Reproduce the listing below precisely, leaving every line intact.

RECORDS PROVIDED:
-- -- --

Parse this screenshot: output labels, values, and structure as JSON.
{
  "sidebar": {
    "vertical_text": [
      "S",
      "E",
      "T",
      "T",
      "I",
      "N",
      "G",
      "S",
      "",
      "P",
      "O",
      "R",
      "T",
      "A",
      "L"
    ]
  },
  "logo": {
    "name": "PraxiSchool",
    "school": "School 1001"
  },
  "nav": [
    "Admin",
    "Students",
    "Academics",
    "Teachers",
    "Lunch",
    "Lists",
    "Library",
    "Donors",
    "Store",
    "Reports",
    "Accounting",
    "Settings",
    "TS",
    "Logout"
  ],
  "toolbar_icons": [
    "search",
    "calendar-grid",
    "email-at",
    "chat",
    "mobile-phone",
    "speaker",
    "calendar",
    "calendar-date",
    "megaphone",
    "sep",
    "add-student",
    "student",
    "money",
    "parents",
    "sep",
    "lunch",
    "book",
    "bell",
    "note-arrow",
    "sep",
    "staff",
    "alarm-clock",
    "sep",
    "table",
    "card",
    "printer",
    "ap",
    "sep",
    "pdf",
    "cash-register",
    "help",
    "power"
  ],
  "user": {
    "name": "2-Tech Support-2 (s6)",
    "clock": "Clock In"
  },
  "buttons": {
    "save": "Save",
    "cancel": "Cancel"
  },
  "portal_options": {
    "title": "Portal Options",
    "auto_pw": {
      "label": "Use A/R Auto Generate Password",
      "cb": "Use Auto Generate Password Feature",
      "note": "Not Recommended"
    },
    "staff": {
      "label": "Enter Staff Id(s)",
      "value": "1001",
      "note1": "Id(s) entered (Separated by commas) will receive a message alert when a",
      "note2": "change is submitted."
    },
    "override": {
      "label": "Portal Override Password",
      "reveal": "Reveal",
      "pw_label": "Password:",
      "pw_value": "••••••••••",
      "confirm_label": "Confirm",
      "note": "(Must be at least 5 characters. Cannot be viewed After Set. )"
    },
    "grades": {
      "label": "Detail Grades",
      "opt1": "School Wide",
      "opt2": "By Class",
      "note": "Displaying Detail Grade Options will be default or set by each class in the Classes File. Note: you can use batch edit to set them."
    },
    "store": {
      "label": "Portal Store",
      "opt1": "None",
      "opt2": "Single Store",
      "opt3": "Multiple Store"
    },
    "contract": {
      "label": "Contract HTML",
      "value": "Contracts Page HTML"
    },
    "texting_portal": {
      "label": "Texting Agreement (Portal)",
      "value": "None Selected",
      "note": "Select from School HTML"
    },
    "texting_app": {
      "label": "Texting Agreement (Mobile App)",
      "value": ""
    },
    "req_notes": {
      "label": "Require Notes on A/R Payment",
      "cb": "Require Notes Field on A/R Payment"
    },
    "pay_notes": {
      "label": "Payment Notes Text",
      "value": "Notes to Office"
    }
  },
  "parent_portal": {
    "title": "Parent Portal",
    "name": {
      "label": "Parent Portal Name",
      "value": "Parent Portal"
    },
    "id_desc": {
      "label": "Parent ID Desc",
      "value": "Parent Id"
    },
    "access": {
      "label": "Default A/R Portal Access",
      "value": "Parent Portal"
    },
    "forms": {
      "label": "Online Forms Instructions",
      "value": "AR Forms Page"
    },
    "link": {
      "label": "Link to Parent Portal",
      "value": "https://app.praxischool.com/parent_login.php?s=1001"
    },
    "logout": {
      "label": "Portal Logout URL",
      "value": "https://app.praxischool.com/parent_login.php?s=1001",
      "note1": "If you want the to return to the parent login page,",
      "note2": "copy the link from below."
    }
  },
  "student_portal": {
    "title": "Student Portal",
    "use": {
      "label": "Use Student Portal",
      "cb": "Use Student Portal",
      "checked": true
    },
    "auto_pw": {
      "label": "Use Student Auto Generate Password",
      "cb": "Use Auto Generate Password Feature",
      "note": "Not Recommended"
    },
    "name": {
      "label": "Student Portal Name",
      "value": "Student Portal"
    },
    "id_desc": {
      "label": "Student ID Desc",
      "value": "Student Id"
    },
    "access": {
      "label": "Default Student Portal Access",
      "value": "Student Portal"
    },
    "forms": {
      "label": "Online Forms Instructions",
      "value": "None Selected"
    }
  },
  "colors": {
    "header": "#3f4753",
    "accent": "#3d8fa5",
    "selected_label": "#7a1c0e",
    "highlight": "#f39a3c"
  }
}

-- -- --

RESPONSE AREA:
Parse this screenshot: output labels, values, and structure as JSON.
{
  "sidebar": {
    "vertical_text": [
      "S",
      "E",
      "T",
      "T",
      "I",
      "N",
      "G",
      "S",
      "",
      "P",
      "O",
      "R",
      "T",
      "A",
      "L"
    ]
  },
  "logo": {
    "name": "PraxiSchool",
    "school": "School 1001"
  },
  "nav": [
    "Admin",
    "Students",
    "Academics",
    "Teachers",
    "Lunch",
    "Lists",
    "Library",
    "Donors",
    "Store",
    "Reports",
    "Accounting",
    "Settings",
    "TS",
    "Logout"
  ],
  "toolbar_icons": [
    "search",
    "calendar-grid",
    "email-at",
    "chat",
    "mobile-phone",
    "speaker",
    "calendar",
    "calendar-date",
    "megaphone",
    "sep",
    "add-student",
    "student",
    "money",
    "parents",
    "sep",
    "lunch",
    "book",
    "bell",
    "note-arrow",
    "sep",
    "staff",
    "alarm-clock",
    "sep",
    "table",
    "card",
    "printer",
    "ap",
    "sep",
    "pdf",
    "cash-register",
    "help",
    "power"
  ],
  "user": {
    "name": "2-Tech Support-2 (s6)",
    "clock": "Clock In"
  },
  "buttons": {
    "save": "Save",
    "cancel": "Cancel"
  },
  "portal_options": {
    "title": "Portal Options",
    "auto_pw": {
      "label": "Use A/R Auto Generate Password",
      "cb": "Use Auto Generate Password Feature",
      "note": "Not Recommended"
    },
    "staff": {
      "label": "Enter Staff Id(s)",
      "value": "1001",
      "note1": "Id(s) entered (Separated by commas) will receive a message alert when a",
      "note2": "change is submitted."
    },
    "override": {
      "label": "Portal Override Password",
      "reveal": "Reveal",
      "pw_label": "Password:",
      "pw_value": "••••••••••",
      "confirm_label": "Confirm",
      "note": "(Must be at least 5 characters. Cannot be viewed After Set. )"
    },
    "grades": {
      "label": "Detail Grades",
      "opt1": "School Wide",
      "opt2": "By Class",
      "note": "Displaying Detail Grade Options will be default or set by each class in the Classes File. Note: you can use batch edit to set them."
    },
    "store": {
      "label": "Portal Store",
      "opt1": "None",
      "opt2": "Single Store",
      "opt3": "Multiple Store"
    },
    "contract": {
      "label": "Contract HTML",
      "value": "Contracts Page HTML"
    },
    "texting_portal": {
      "label": "Texting Agreement (Portal)",
      "value": "None Selected",
      "note": "Select from School HTML"
    },
    "texting_app": {
      "label": "Texting Agreement (Mobile App)",
      "value": ""
    },
    "req_notes": {
      "label": "Require Notes on A/R Payment",
      "cb": "Require Notes Field on A/R Payment"
    },
    "pay_notes": {
      "label": "Payment Notes Text",
      "value": "Notes to Office"
    }
  },
  "parent_portal": {
    "title": "Parent Portal",
    "name": {
      "label": "Parent Portal Name",
      "value": "Parent Portal"
    },
    "id_desc": {
      "label": "Parent ID Desc",
      "value": "Parent Id"
    },
    "access": {
      "label": "Default A/R Portal Access",
      "value": "Parent Portal"
    },
    "forms": {
      "label": "Online Forms Instructions",
      "value": "AR Forms Page"
    },
    "link": {
      "label": "Link to Parent Portal",
      "value": "https://app.praxischool.com/parent_login.php?s=1001"
    },
    "logout": {
      "label": "Portal Logout URL",
      "value": "https://app.praxischool.com/parent_login.php?s=1001",
      "note1": "If you want the to return to the parent login page,",
      "note2": "copy the link from below."
    }
  },
  "student_portal": {
    "title": "Student Portal",
    "use": {
      "label": "Use Student Portal",
      "cb": "Use Student Portal",
      "checked": true
    },
    "auto_pw": {
      "label": "Use Student Auto Generate Password",
      "cb": "Use Auto Generate Password Feature",
      "note": "Not Recommended"
    },
    "name": {
      "label": "Student Portal Name",
      "value": "Student Portal"
    },
    "id_desc": {
      "label": "Student ID Desc",
      "value": "Student Id"
    },
    "access": {
      "label": "Default Student Portal Access",
      "value": "Student Portal"
    },
    "forms": {
      "label": "Online Forms Instructions",
      "value": "None Selected"
    }
  },
  "colors": {
    "header": "#3f4753",
    "accent": "#3d8fa5",
    "selected_label": "#7a1c0e",
    "highlight": "#f39a3c"
  }
}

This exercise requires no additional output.